The Manitoba Real Estate Association has launched a new online platform, The Complaints and Inquiries Database for Real Estate in Canada (CIDREC).
“Without the ability to collect and analyze information related to complaints and inquiries from members and the public, associations have a restricted view of their members’ professional context. CIDREC provides the clarity required to effectively develop core services aimed at improving members’ competency and effectiveness in their real estate businesses,” says the association.
“What this tool aims to do is collect and provide real-time and real-world data to enable associations to accelerate the professionalism of the industry through core services like education, advocacy, MLS and other member services,” says David Salvatore, MREA’s CEO. “It identifies gaps in knowledge and areas where programs need to address those needs.
“For example, using the example of education, MREA takes a lot of phone calls from members and the public on a variety of subjects dealing with legislation, regulation, the Realtor Code and industry practices,” he says.
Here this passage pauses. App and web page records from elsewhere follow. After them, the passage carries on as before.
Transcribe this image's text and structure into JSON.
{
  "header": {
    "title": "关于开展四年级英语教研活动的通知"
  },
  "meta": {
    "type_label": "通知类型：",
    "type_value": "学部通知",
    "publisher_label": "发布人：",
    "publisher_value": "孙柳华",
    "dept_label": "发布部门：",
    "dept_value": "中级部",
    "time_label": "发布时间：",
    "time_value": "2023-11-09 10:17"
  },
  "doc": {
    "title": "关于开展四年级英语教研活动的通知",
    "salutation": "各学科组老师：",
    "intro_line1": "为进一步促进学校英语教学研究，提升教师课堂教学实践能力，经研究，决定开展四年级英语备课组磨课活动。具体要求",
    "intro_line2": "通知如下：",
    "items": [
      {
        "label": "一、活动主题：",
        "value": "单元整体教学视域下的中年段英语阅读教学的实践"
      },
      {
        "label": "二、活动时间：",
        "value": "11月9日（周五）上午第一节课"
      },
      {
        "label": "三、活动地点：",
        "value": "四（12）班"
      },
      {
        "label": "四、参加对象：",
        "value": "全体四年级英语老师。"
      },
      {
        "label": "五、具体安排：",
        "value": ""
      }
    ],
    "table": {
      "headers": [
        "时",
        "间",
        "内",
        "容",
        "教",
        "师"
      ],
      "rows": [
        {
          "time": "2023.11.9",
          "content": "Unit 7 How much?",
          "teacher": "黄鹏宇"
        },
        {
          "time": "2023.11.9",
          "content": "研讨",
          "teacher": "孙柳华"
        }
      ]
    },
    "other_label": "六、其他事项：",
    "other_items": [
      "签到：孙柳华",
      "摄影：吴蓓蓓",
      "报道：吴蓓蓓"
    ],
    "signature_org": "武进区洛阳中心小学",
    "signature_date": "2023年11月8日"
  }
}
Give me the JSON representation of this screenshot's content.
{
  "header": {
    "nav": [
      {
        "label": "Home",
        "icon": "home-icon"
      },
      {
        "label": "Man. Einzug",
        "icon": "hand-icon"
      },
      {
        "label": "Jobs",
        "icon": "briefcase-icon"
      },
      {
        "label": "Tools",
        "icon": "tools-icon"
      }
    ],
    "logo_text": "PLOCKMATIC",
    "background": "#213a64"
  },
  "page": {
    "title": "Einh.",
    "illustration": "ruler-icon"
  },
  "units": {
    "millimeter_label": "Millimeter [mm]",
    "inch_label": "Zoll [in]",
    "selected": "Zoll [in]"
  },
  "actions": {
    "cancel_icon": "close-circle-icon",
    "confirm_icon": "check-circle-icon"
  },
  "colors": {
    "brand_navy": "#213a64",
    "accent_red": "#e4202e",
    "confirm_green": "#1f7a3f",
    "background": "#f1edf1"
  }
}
By collecting the information, CIDREC “really highlights where members may be falling down or more information is needed. Then we can take (that information) and develop customized and tailored education programs around it.”
Salvatore says the platform allows the association to align member and public expectations and needs with service delivery.
MREA believes that the database will be beneficial to similar associations, so it is offering CIDREC to real estate associations across Canada.
“The neat thing about this software is that through data sharing agreements, we can share some aspects of the data with our local boards and they can share back with us so we can create a provincial picture,” says Salvatore. “We can also create a national picture and that’s the long-term vision for this. Hopefully, we’ll have boards from across the country on the system, sharing information about things like the Realtor Code, about national legislation, and we’ll have a really good picture about what’s happening right across Canada . . . It’s really designed to be not only a tool that can be used at the local and regional level but could be used at the national level as well.”
The association worked with Online Business Systems, a software developer in Manitoba, on the project.
“They developed a very intuitive, user-friendly model,” says Salvatore. “We feel that this is going to help drive the future of education and service delivery because it really does put associations in the driver’s seat.”
He says the system will also help with MREA’s advocacy efforts.
“CIDREC will give us the ability to find out the trends in the industry. If we’re seeing a piece of legislation or a regulation and it’s not aligning with what is actually going on in practice, we’ll have the data to be able to go and have those conversations, because we take so many calls from the public, (and) we take so many calls from members,” he says.
Cameron Burt, product lead, says the heart behind the system is the data entry, which is fast and simple.
“This is really an effective tool for any communications department as well,” he says.
MREA board chair Glen Tosh, who is also past president of the association, says CIDREC will allow the board and its committees to make data-based decisions.